Open Access Research article

Suppression subtractive hybridization analysis reveals expression of conserved and novel genes in male accessory glands of the ant Leptothorax gredleri

Angelika Oppelt1*, Fernanda C Humann2, Marion Fuessl1, Sergio V Azevedo3, David S Marco Antonio3, Jürgen Heinze1 and Klaus Hartfelder2

Author Affiliations

1 Biologie I, Universität Regensburg, Universitätsstr. 31, D-93040 Regensburg, Germany

2 Departamento de Biologia Celular e Molecular e Bioagentes Patogênicos, Faculdade de Medicina de Ribeirão Preto, Universidade de São Paulo, Av. Bandeirantes 3900, 14049-900, Ribeirão Preto, Brazil

3 Departamento de Genética, Faculdade de Medicina de Ribeirão Preto, Universidade de São Paulo, Av. Bandeirantes 3900, 14049-900, Ribeirão Preto, Brazil

For all author emails, please log on.

BMC Evolutionary Biology 2010, 10:273  doi:10.1186/1471-2148-10-273

Published: 8 September 2010



During mating, insect males eject accessory gland proteins (Acps) into the female genital tract. These substances are known to affect female post-mating behavior and physiology. In addition, they may harm the female, e.g., in reducing its lifespan. This is interpreted as a consequence of sexual antagonistic co-evolution. Whereas sexual conflict abounds in non-social species, the peculiar life history of social insects (ants, bees, wasps) with lifelong pair-bonding and no re-mating aligns the reproductive interests of the sexes. Harming the female during mating would negatively affect male fitness and sexual antagonism is therefore not expected. Indeed, mating appears to increase female longevity in at least one ant species. Acps are presumed to play a role in this phenomenon, but the underlying mechanisms are unknown.

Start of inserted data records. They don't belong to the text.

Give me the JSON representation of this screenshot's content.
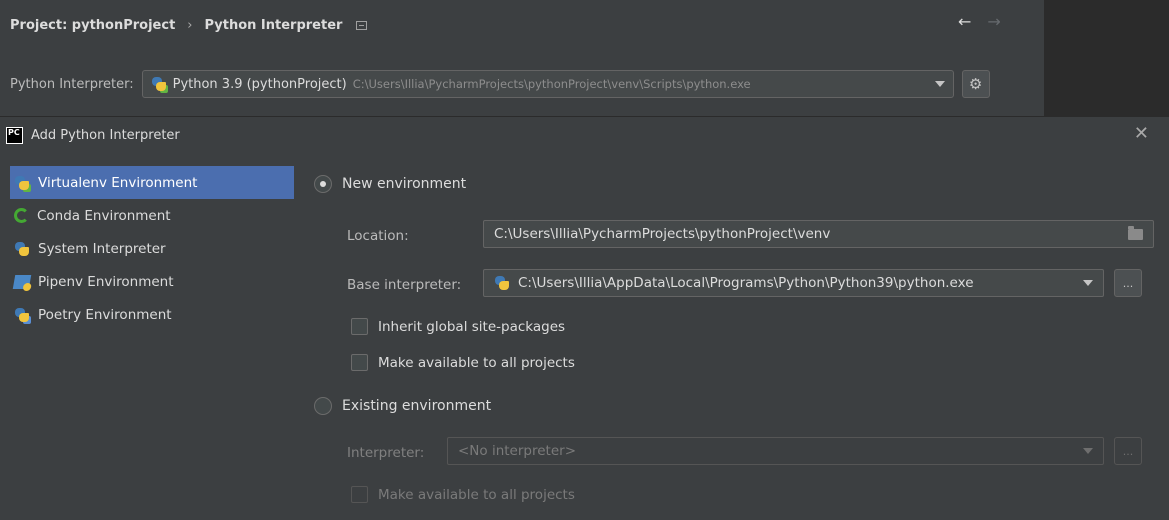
{
  "settings": {
    "breadcrumb": {
      "project": "Project: pythonProject",
      "separator": "›",
      "page": "Python Interpreter"
    },
    "nav": {
      "back": "←",
      "forward": "→"
    },
    "interpreter_label": "Python Interpreter:",
    "interpreter_name": "Python 3.9 (pythonProject)",
    "interpreter_path": "C:\\Users\\Illia\\PycharmProjects\\pythonProject\\venv\\Scripts\\python.exe",
    "gear": "⚙"
  },
  "dialog": {
    "title": "Add Python Interpreter",
    "app_icon_text": "PC",
    "close": "✕",
    "sidebar": {
      "items": [
        {
          "label": "Virtualenv Environment",
          "icon": "virtualenv-icon",
          "selected": true
        },
        {
          "label": "Conda Environment",
          "icon": "conda-icon"
        },
        {
          "label": "System Interpreter",
          "icon": "python-icon"
        },
        {
          "label": "Pipenv Environment",
          "icon": "pipenv-icon"
        },
        {
          "label": "Poetry Environment",
          "icon": "poetry-icon"
        }
      ]
    },
    "new_env": {
      "radio_label": "New environment",
      "selected": true,
      "location_label": "Location:",
      "location_value": "C:\\Users\\Illia\\PycharmProjects\\pythonProject\\venv",
      "base_label": "Base interpreter:",
      "base_value": "C:\\Users\\Illia\\AppData\\Local\\Programs\\Python\\Python39\\python.exe",
      "browse": "...",
      "inherit_label": "Inherit global site-packages",
      "make_available_label": "Make available to all projects"
    },
    "existing_env": {
      "radio_label": "Existing environment",
      "interpreter_label": "Interpreter:",
      "interpreter_placeholder": "<No interpreter>",
      "browse": "...",
      "make_available_label": "Make available to all projects"
    }
  }
}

In this study, we investigated genes, which are preferentially expressed in male accessory glands of the ant Leptothorax gredleri, to determine which proteins might be transferred in the seminal fluid.


By a suppression subtractive hybridization protocol we obtained 20 unique sequences (USs). Twelve had mutual best matches with genes predicted for Apis mellifera and Nasonia vitripennis. Functional information (Gene Ontology) was available only for seven of these, including intracellular signaling, energy-dependent transport and metabolic enzyme activities. The remaining eight USs did not match sequences from other species. Six genes were further analyzed by quantitative RT-PCR in three life cycle stages of male ants. A gene with carboxy-lyase activity and one of unpredicted function were significantly overexpressed in accessory glands of sexually mature males.


Our study is the first one to investigate differential gene expression in ants in a context related to mating. Our findings indicate that male accessory glands of L. gredleri express a series of genes that are unique to this species, possibly representing novel genes, in addition to conserved ones for which functions can be predicted. Identifying differentially expressed genes might help to better understand molecular mechanisms involved in reproductive processes in eusocial Hymenoptera. While the novel genes could account for rapidly evolving ones driven by intra-sexual conflict between males, conserved genes imply that rather beneficial traits might get fixed by a process described as inter-sexual cooperation between males and females.